Titles are tough. At their best they can clue a reader in to otherwise ambiguous meanings, or subtly shift a reading. At their worst, they can be off putting, overly prosaic, pretentious or so weird they don’t work with the poem.
And with visual poems there’s the added bonus of having to juggle the sense-making in the picture with the sense-making in the words.
Luckily, there are random title-generators out there to save us. Ruggenberg’s title generator offered me ‘Lonely flames’ as one choice for this one, which makes me worry about cliche in the found words. Title-O-Matic suggested ‘Shine Radiant’. All of which makes me think we’re living in a huge poetry meme dictated by abstractions.
Poetic Name Generator suggested my name is Haiku, but it took a lot of questions, suggesting I’d nearly broken their algorithm. But this isn’t a Haiku.
Each poem in the collection was crafted as a response to the ideas, places or writing presented by Macfarlane as he documented a reflective journey through and of the Earth in a unique refractive travelogue that bends time and space.
Responding to a contemporary complex text is an interesting callout in itself (kudos to editor Matthew M. C. Smith), and the poetry doesn’t disappoint. The mixture of voices create a kind of poetic conversation; diverse, in style and content. This leads to surprising discoveries and juxtapositions as we read through the volume, making this an enriching and thought-provoking – letting the reader find their own particular paths to travel.
Stylistically, the poems range from short, word-rich imagist poems through to concrete poetry; they read as separate explorations, realising different reflections and representations that range from a sense of immersion and materiality to more spiritual reflections, some author-centric, some with a focus on a sensory understanding of Earth, centring the material rather than the human.
The accompanying illustrations by Rebecca Wainwright work sensitively with the poetry; this is a gentle, thought-provoking rather than a strident book. Both poetry and images take us underground as readers, into a different space, where the diversity of thoughts, images and reflections work to portray a multi-layered, fascinating world. There’s little self-conscious artifice in these responses, but instead, a deep sincerity.
Although there’s lots of great poetry in there, stand-outs at my first read were Robert Minnhinnick’s short, sonically charged ‘Hailstones’ and Jack Bedell’s three ‘Kate Mulvaney’ poems, which present a picture of gentle pragmatic witchiness grounded in specificity and detail.
A perfect book to read on a rainy Summer afternoon with a coffee and a biscuit.
Black Bough have released a series of soundscapes and readings to accompany the book.

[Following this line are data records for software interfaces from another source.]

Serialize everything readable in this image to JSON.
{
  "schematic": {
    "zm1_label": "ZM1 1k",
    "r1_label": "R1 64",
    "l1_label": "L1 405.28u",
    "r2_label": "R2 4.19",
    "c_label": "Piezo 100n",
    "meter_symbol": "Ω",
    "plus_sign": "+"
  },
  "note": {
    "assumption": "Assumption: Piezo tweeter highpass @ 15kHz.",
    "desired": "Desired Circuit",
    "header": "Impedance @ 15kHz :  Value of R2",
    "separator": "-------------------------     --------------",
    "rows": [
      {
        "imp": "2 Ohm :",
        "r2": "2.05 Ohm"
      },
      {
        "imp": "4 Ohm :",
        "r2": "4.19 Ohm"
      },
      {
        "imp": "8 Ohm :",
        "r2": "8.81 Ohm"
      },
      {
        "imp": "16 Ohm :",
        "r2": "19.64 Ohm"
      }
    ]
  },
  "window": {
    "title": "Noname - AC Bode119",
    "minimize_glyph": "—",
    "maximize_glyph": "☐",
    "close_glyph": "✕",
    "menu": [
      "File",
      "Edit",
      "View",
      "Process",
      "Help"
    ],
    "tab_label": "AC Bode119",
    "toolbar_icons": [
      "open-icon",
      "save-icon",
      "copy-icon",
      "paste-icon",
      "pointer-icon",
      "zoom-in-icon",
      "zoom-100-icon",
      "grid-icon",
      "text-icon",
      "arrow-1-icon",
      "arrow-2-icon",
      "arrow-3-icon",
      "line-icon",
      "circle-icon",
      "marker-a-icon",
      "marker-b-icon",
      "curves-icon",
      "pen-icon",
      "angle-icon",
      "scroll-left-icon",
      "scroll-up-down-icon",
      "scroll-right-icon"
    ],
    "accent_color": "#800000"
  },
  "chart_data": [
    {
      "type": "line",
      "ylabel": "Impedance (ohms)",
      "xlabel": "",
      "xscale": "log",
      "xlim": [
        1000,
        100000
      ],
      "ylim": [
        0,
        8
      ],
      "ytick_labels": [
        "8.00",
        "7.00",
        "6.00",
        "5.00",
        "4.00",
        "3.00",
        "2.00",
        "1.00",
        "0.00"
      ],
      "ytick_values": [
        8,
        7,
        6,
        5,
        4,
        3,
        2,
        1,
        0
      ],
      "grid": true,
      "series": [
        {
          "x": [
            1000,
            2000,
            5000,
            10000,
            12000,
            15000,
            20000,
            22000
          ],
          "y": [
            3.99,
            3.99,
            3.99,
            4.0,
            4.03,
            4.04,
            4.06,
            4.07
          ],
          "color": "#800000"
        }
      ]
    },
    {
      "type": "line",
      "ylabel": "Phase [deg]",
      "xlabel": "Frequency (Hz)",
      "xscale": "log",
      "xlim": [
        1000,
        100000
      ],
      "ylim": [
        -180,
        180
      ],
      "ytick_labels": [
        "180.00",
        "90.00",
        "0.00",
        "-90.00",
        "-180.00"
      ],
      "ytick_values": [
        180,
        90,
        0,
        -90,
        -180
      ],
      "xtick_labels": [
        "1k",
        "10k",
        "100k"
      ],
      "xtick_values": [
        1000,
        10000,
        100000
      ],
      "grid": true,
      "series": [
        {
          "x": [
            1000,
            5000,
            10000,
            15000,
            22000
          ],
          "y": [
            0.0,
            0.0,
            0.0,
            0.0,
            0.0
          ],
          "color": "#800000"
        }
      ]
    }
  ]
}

The Hall of Small Requests is part-found, part-formal; poetry in a hybrid space, working with surrealist methods to dictate a kind of form. These led to a physical collage, then a prose-poem made from found text, and then to a sestina.
I think there’s something about working in a hybrid space between digital/physical which might be interesting to explore further here, also working with formal patterns but using chance-led words to dictate key parts of the formal element. A kind of blurring between these boundaries.

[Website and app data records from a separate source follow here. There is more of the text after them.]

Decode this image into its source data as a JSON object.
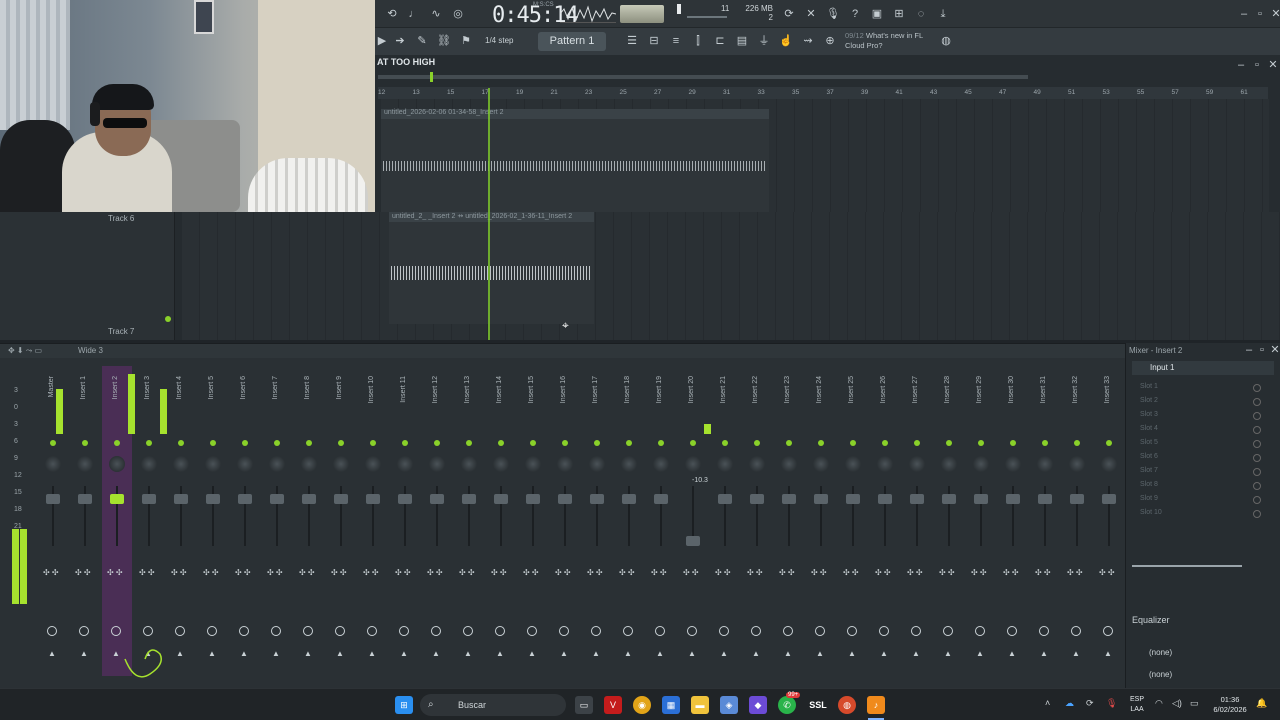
{
  "topbar": {
    "time": "0:45:14",
    "time_label": "M:S:CS",
    "cpu_value": "11",
    "mem_value": "226 MB",
    "mem_sub": "2"
  },
  "toolbar2": {
    "step": "1/4 step",
    "pattern": "Pattern 1",
    "news_date": "09/12",
    "news_text": "What's new in FL Cloud Pro?"
  },
  "playlist": {
    "title": "AT TOO HIGH",
    "ruler_ticks": [
      "12",
      "13",
      "15",
      "17",
      "19",
      "21",
      "23",
      "25",
      "27",
      "29",
      "31",
      "33",
      "35",
      "37",
      "39",
      "41",
      "43",
      "45",
      "47",
      "49",
      "51",
      "53",
      "55",
      "57",
      "59",
      "61"
    ],
    "ruler_labels": [
      "17",
      "29",
      "37",
      "41",
      "45",
      "49",
      "53",
      "57"
    ],
    "clip1_title": "untitled_2026-02-06 01-34-58_Insert 2",
    "clip2_title": "untitled_2_ _Insert 2 ⇸ untitled_2026-02_1-36-11_Insert 2"
  },
  "tracks": {
    "track6": "Track 6",
    "track7": "Track 7"
  },
  "mixer": {
    "header": "Wide 3",
    "strip_names": [
      "Master",
      "Insert 1",
      "Insert 2",
      "Insert 3",
      "Insert 4",
      "Insert 5",
      "Insert 6",
      "Insert 7",
      "Insert 8",
      "Insert 9",
      "Insert 10",
      "Insert 11",
      "Insert 12",
      "Insert 13",
      "Insert 14",
      "Insert 15",
      "Insert 16",
      "Insert 17",
      "Insert 18",
      "Insert 19",
      "Insert 20",
      "Insert 21",
      "Insert 22",
      "Insert 23",
      "Insert 24",
      "Insert 25",
      "Insert 26",
      "Insert 27",
      "Insert 28",
      "Insert 29",
      "Insert 30",
      "Insert 31",
      "Insert 32",
      "Insert 33"
    ],
    "scale": [
      "3",
      "0",
      "3",
      "6",
      "9",
      "12",
      "15",
      "18",
      "21"
    ],
    "fader_readout": "-10.3"
  },
  "insert_panel": {
    "title": "Mixer - Insert 2",
    "input": "Input 1",
    "slots": [
      "Slot 1",
      "Slot 2",
      "Slot 3",
      "Slot 4",
      "Slot 5",
      "Slot 6",
      "Slot 7",
      "Slot 8",
      "Slot 9",
      "Slot 10"
    ],
    "eq_label": "Equalizer",
    "none1": "(none)",
    "none2": "(none)"
  },
  "taskbar": {
    "search": "Buscar",
    "lang1": "ESP",
    "lang2": "LAA",
    "time": "01:36",
    "date": "6/02/2026",
    "badge": "99+",
    "ssl": "SSL"
  }
}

The text of the poem is made from what I could decipher from the vertical strips torn from the book. It reads:
In the Hall of Small Requests, under a Latin motto, a hatch in the stone archway surrenders small tickets to a crowded group of acrobats. A deep pile carpet muffles sound. I climb to an adjacent corridor, tilted towards an iron memorial. At the top it opens to the sky; the most beautiful bookshop in London.
The work of Brenda Hillman is extraordinarily rich. Hillman uses surrealist methods, including particular words as anchor points/formal points. I love the sense and intellect in her work. Reading her poetry led me to also revisit the poetry of Benjamin Peret & Andre Breton. Onwards!
And, somewhere in between all of them, the towering figure of Apollinaire. Calligrammes is extraordinary.
“There is not just one reality. There is only one’s own perspective, which can be very different depending on who you are…a compromise among many ways of seeing. Hence, realistic drawing is more like the smallest common denominator than any actual reality”
(Scheinberger, F. Dare to sketch: A guide to drawing on the go)
Another collage poem made in response to the brief at Singapore Unbound. Like this one, it’s using found text from secondhand books and surrealist methods to see if colonial-age narratives can be re-made in a different way.
Found poetry from “Main Fleet to Singapore” (Russell Grenfell), a colonial-age text that I’m trying to re-make, using the word Singapore without writing ‘about’ Singapore, in response to this competition brief.
It’s following a similar method to the fairytale poems from earlier, but using more material methods rather than photoshop.
It’s complex to work with archive material in this way. Too easy to jump to easy conclusions about what is ‘right’. Too easy to polarise. Every piece of material has sensitive claims. We do not and cannot ever know the personal histories of those captured in these photographs.
Source material: Grenfall, Main Fleet to Singapore